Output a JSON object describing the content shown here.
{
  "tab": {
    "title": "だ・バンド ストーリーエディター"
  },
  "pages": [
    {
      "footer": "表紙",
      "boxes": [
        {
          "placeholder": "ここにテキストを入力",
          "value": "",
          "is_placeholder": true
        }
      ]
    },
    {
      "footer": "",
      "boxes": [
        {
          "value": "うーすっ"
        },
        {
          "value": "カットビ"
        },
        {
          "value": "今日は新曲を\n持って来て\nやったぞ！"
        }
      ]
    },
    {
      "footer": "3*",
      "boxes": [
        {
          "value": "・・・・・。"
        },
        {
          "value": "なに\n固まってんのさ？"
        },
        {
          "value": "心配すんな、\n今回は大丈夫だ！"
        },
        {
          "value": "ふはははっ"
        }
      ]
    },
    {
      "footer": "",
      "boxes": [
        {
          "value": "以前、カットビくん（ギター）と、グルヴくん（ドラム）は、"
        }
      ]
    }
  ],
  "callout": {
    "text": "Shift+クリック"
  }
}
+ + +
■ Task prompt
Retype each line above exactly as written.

■ Exercise solution
Output a JSON object describing the content shown here.
{
  "tab": {
    "title": "だ・バンド ストーリーエディター"
  },
  "pages": [
    {
      "footer": "表紙",
      "boxes": [
        {
          "placeholder": "ここにテキストを入力",
          "value": "",
          "is_placeholder": true
        }
      ]
    },
    {
      "footer": "",
      "boxes": [
        {
          "value": "うーすっ"
        },
        {
          "value": "カットビ"
        },
        {
          "value": "今日は新曲を\n持って来て\nやったぞ！"
        }
      ]
    },
    {
      "footer": "3*",
      "boxes": [
        {
          "value": "・・・・・。"
        },
        {
          "value": "なに\n固まってんのさ？"
        },
        {
          "value": "心配すんな、\n今回は大丈夫だ！"
        },
        {
          "value": "ふはははっ"
        }
      ]
    },
    {
      "footer": "",
      "boxes": [
        {
          "value": "以前、カットビくん（ギター）と、グルヴくん（ドラム）は、"
        }
      ]
    }
  ],
  "callout": {
    "text": "Shift+クリック"
  }
}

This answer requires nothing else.